▶ [PROMPT] Collect every line in the records below that contains the word "Points".

▶ [LISTED RECORDS]

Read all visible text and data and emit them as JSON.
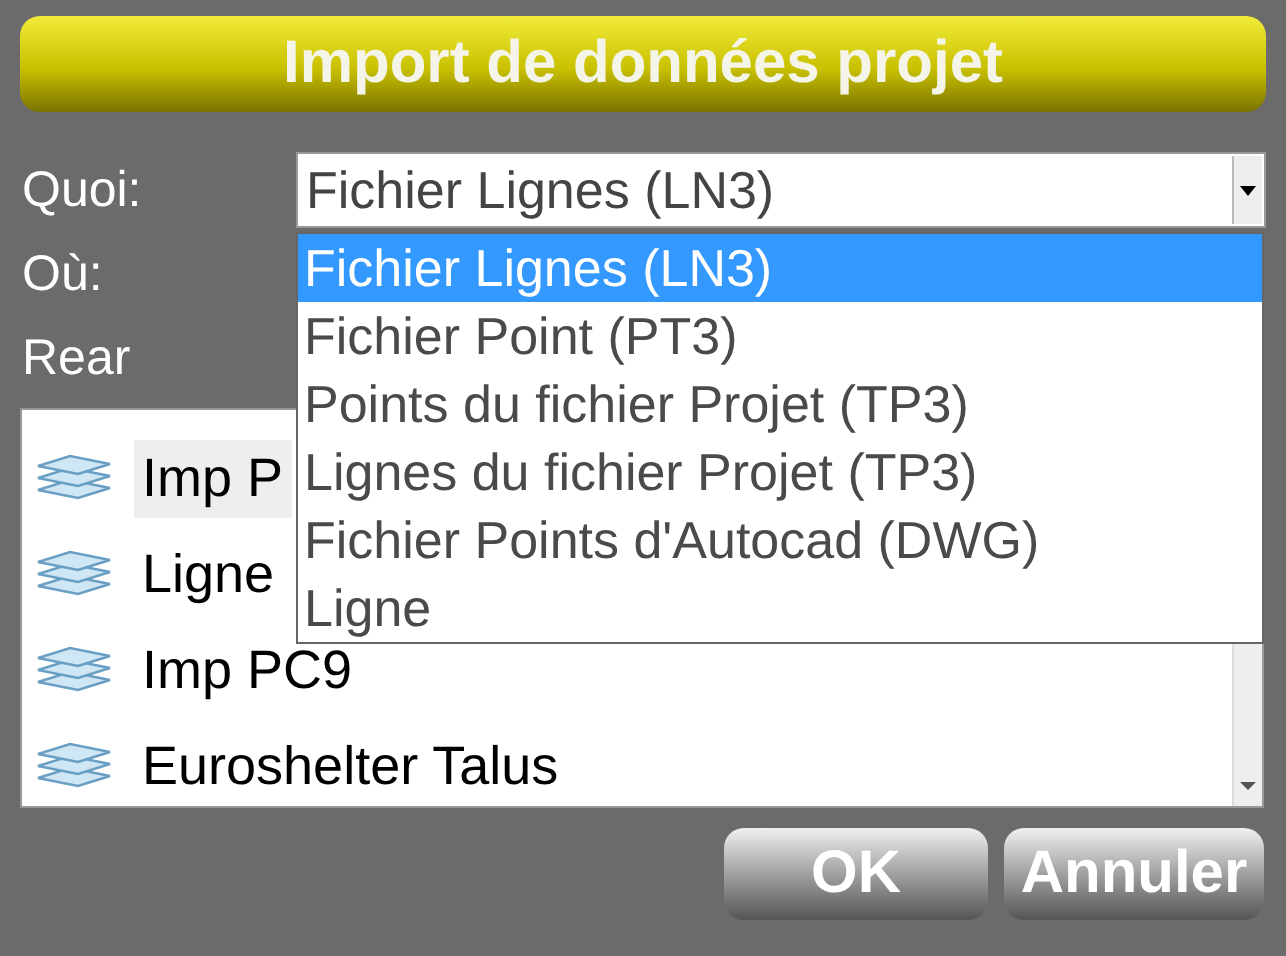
{
  "title": "Import de données projet",
  "fields": [
    {
      "label": "Quoi:",
      "value": "Fichier Lignes (LN3)"
    },
    {
      "label": "Où:"
    },
    {
      "label": "Rear"
    }
  ],
  "dropdown": {
    "options": [
      {
        "label": "Fichier Lignes (LN3)",
        "selected": true
      },
      {
        "label": "Fichier Point (PT3)",
        "selected": false
      },
      {
        "label": "Points du fichier Projet (TP3)",
        "selected": false
      },
      {
        "label": "Lignes du fichier Projet (TP3)",
        "selected": false
      },
      {
        "label": "Fichier Points d'Autocad (DWG)",
        "selected": false
      },
      {
        "label": "Ligne",
        "selected": false
      }
    ]
  },
  "list": {
    "items": [
      {
        "label": "Imp P",
        "selected": true
      },
      {
        "label": "Ligne",
        "selected": false
      },
      {
        "label": "Imp PC9",
        "selected": false
      },
      {
        "label": "Euroshelter Talus",
        "selected": false
      }
    ]
  },
  "buttons": [
    "OK",
    "Annuler"
  ]
}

▶ [RESULT FOR THIS TASK]
        "label": "Points du fichier Projet (TP3)",
        "label": "Fichier Points d'Autocad (DWG)",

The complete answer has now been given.